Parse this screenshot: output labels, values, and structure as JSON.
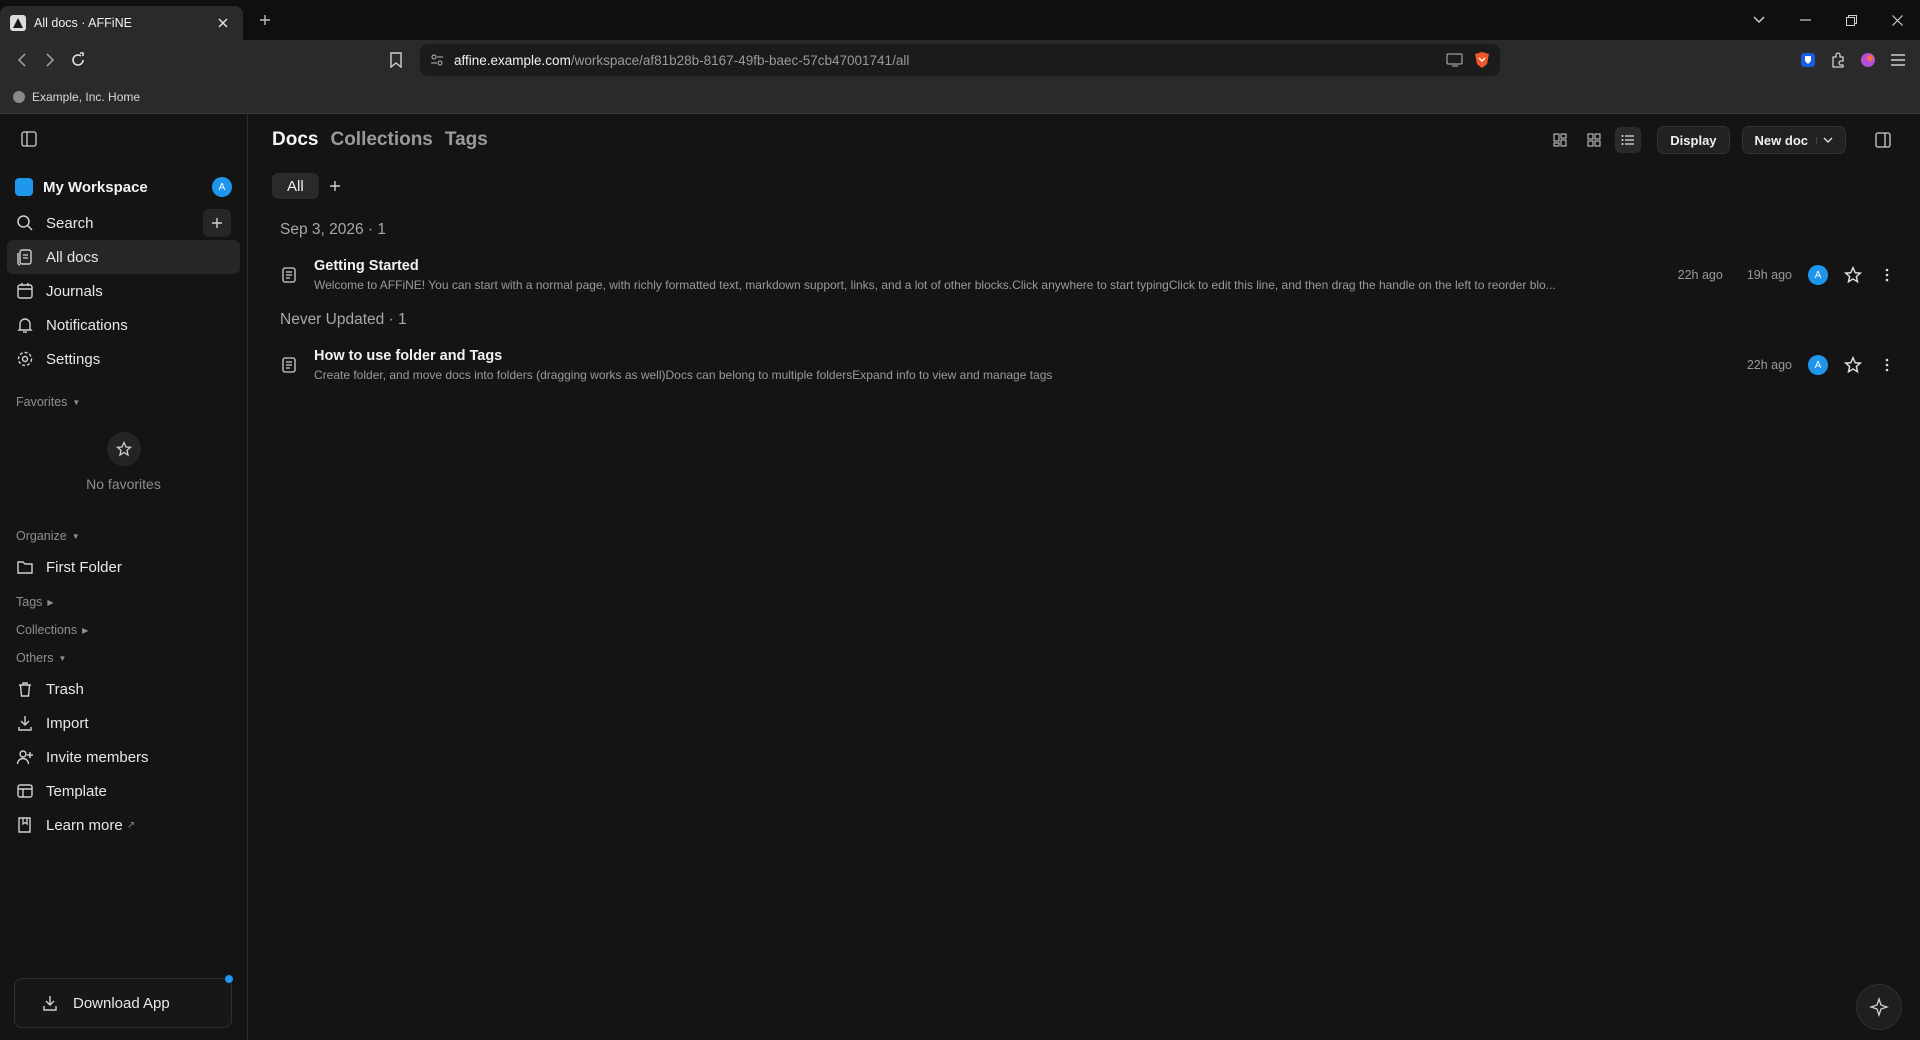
{
  "browser": {
    "tab_title": "All docs · AFFiNE",
    "url_host": "affine.example.com",
    "url_path": "/workspace/af81b28b-8167-49fb-baec-57cb47001741/all",
    "bookmark_label": "Example, Inc. Home"
  },
  "sidebar": {
    "workspace_name": "My Workspace",
    "avatar_letter": "A",
    "search_label": "Search",
    "nav": [
      {
        "label": "All docs",
        "icon": "all-docs-icon"
      },
      {
        "label": "Journals",
        "icon": "calendar-icon"
      },
      {
        "label": "Notifications",
        "icon": "bell-icon"
      },
      {
        "label": "Settings",
        "icon": "gear-icon"
      }
    ],
    "favorites_title": "Favorites",
    "no_favorites": "No favorites",
    "organize_title": "Organize",
    "folder_label": "First Folder",
    "tags_title": "Tags",
    "collections_title": "Collections",
    "others_title": "Others",
    "others": [
      {
        "label": "Trash",
        "icon": "trash-icon"
      },
      {
        "label": "Import",
        "icon": "import-icon"
      },
      {
        "label": "Invite members",
        "icon": "invite-icon"
      },
      {
        "label": "Template",
        "icon": "template-icon"
      },
      {
        "label": "Learn more",
        "icon": "book-icon",
        "suffix": "↗"
      }
    ],
    "download_label": "Download App"
  },
  "main": {
    "tabs": [
      "Docs",
      "Collections",
      "Tags"
    ],
    "display_label": "Display",
    "new_doc_label": "New doc",
    "filter_all": "All",
    "groups": [
      {
        "title": "Sep 3, 2026 · 1",
        "docs": [
          {
            "title": "Getting Started",
            "preview": "Welcome to AFFiNE! You can start with a normal page, with richly formatted text, markdown support, links, and a lot of other blocks.Click anywhere to start typingClick to edit this line, and then drag the handle on the left to reorder blo...",
            "created": "22h ago",
            "updated": "19h ago",
            "avatar": "A"
          }
        ]
      },
      {
        "title": "Never Updated · 1",
        "docs": [
          {
            "title": "How to use folder and Tags",
            "preview": "Create folder, and move docs into folders (dragging works as well)Docs can belong to multiple foldersExpand info to view and manage tags",
            "created": "22h ago",
            "avatar": "A"
          }
        ]
      }
    ]
  }
}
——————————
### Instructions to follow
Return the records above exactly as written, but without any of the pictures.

### Solution for this problem
Parse this screenshot: output labels, values, and structure as JSON.
{
  "browser": {
    "tab_title": "All docs · AFFiNE",
    "url_host": "affine.example.com",
    "url_path": "/workspace/af81b28b-8167-49fb-baec-57cb47001741/all",
    "bookmark_label": "Example, Inc. Home"
  },
  "sidebar": {
    "workspace_name": "My Workspace",
    "avatar_letter": "A",
    "search_label": "Search",
    "nav": [
      {
        "label": "All docs",
        "icon": "all-docs-icon"
      },
      {
        "label": "Journals",
        "icon": "calendar-icon"
      },
      {
        "label": "Notifications",
        "icon": "bell-icon"
      },
      {
        "label": "Settings",
        "icon": "gear-icon"
      }
    ],
    "favorites_title": "Favorites",
    "no_favorites": "No favorites",
    "organize_title": "Organize",
    "folder_label": "First Folder",
    "tags_title": "Tags",
    "collections_title": "Collections",
    "others_title": "Others",
    "others": [
      {
        "label": "Trash",
        "icon": "trash-icon"
      },
      {
        "label": "Import",
        "icon": "import-icon"
      },
      {
        "label": "Invite members",
        "icon": "invite-icon"
      },
      {
        "label": "Template",
        "icon": "template-icon"
      },
      {
        "label": "Learn more",
        "icon": "book-icon",
        "suffix": "↗"
      }
    ],
    "download_label": "Download App"
  },
  "main": {
    "tabs": [
      "Docs",
      "Collections",
      "Tags"
    ],
    "display_label": "Display",
    "new_doc_label": "New doc",
    "filter_all": "All",
    "groups": [
      {
        "title": "Sep 3, 2026 · 1",
        "docs": [
          {
            "title": "Getting Started",
            "preview": "Welcome to AFFiNE! You can start with a normal page, with richly formatted text, markdown support, links, and a lot of other blocks.Click anywhere to start typingClick to edit this line, and then drag the handle on the left to reorder blo...",
            "created": "22h ago",
            "updated": "19h ago",
            "avatar": "A"
          }
        ]
      },
      {
        "title": "Never Updated · 1",
        "docs": [
          {
            "title": "How to use folder and Tags",
            "preview": "Create folder, and move docs into folders (dragging works as well)Docs can belong to multiple foldersExpand info to view and manage tags",
            "created": "22h ago",
            "avatar": "A"
          }
        ]
      }
    ]
  }
}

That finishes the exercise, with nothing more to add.